Today is being celebrated the world over as International Women’s Day; a day to celebrate the achievements of those of the fairer sex, while highlighting the work that is still to be done on behalf of women in some of the forgotten corners of our world. Perhaps inevitably the conversation today will turn to towards finding solutions to the real and perceived inequalities facing women. That conversation will undoubtedly rest on quota systems. In fact, a member of the Jamaican Senate has already raised the issue, arguing that it would compensate for the disparity between men and women in the Parliament. I’m no expert in these matters, and I do not pretend to be – these are my opinions having thought about the issue. I have no doubt that the Senator has good intentions, but I cannot support quotas on the basis of gender, especially in political representation. Here’s why.
Quota systems in politics exist to solve inherent or structural inequalities. That is, the state engineers what is thought to be a desired result by allocating or reserving a certain amount of seats in the parliament for women, on the basis that they are women. That would be the first qualifier. While advocacy groups here in Jamaica such as the 51% Coalition have argued that the women who would occupy these reserved seats/spaces are to be qualified, they do not deny that the basic qualifier would be gender. It raises the question, is there inherent and structural inequality in Jamaican politics? By this I mean, are women prevented from running for, and holding public office simply because they are women? Of course not. A female colleague of mine only this morning tweeted that she is thankful to have been born and raised in a country where being a female was not a deterrent or an impediment. We must then question why we need to engineer the democratic process to reflect what we think it ought to look like. This betrays our impatience with the democratic process. We believe the pluralist society we consider ideal is taking shape too slowly for our liking, so we must necessarily meddle, engineer and interfere to suit or preferences. That is dangerous. That is to be rejected.
Quotas amount to affirmative action, and just as any other beneficiary of affirmative action is seen as less than, or only having attained the position they occupy because whatever predetermined trait commended them to it, and no matter what their independent qualifications are, we run the real risk of them being shadowed by the quota system. It is my considered opinion that such a move would set back the process, rather than further it.
By favouring one sex over another, we are creating an atmosphere of resentment and animosity; the state will be playing favourites. That is not the role of government, that is not the role of the state. We diminish the capacity of women to make advancements on merit, and single them out for special treatment and remedial action. How would this be in their best interest? How would we have advanced the cause of women by using their gender as the predominant qualifier? Am I the only one who finds that offensive?

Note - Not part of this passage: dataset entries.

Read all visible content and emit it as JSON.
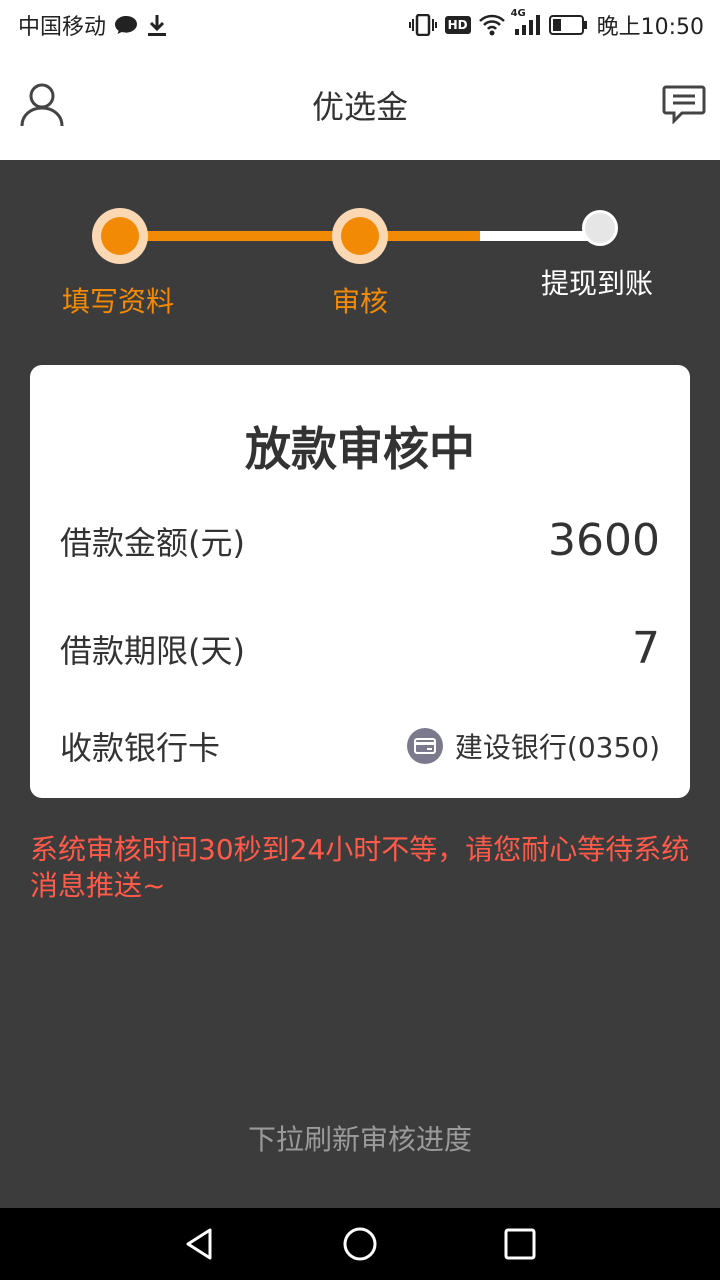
{
  "status_bar": {
    "carrier": "中国移动",
    "network": "4G",
    "hd": "HD",
    "time": "晚上10:50"
  },
  "header": {
    "title": "优选金"
  },
  "steps": [
    {
      "label": "填写资料",
      "state": "done"
    },
    {
      "label": "审核",
      "state": "current"
    },
    {
      "label": "提现到账",
      "state": "pending"
    }
  ],
  "card": {
    "title": "放款审核中",
    "amount_label": "借款金额(元)",
    "amount_value": "3600",
    "term_label": "借款期限(天)",
    "term_value": "7",
    "bank_label": "收款银行卡",
    "bank_value": "建设银行(0350)"
  },
  "notice": "系统审核时间30秒到24小时不等，请您耐心等待系统消息推送~",
  "pull_hint": "下拉刷新审核进度",
  "colors": {
    "accent": "#f28a05",
    "accent_light": "#fbd8b4",
    "background": "#3c3c3c",
    "warning": "#ff5a4a"
  }
}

Finally, there is an inherent problem with quotas which allows for manipulation. The state ought not to play favourites, as mentioned before. Therefore, if we create quotas on the basis of gender, we may have to do it on the basis of race, then religious persuasion, or political persuasion, and possibly even sexual orientation. Only that would be fair. My question is, where would one draw the line? There is an inherent problem with seeking to adopt a strictly pluralist society, and that problem is chaos. While I can appreciate the good intentions of those who propose quotas, I believe it complicates the problem, rather than fixes it. Democracy was not intended to be engineered or manipulated by the state and its agents; it was intended to unfold at the ballot, by the people, through their vote. If the people want more women, Jews, Catholics, homosexuals, Rastafarians, blacks etc. in Parliament, let them vote them in. Do not reserve seats for them because of predetermined characteristics. I cannot support that.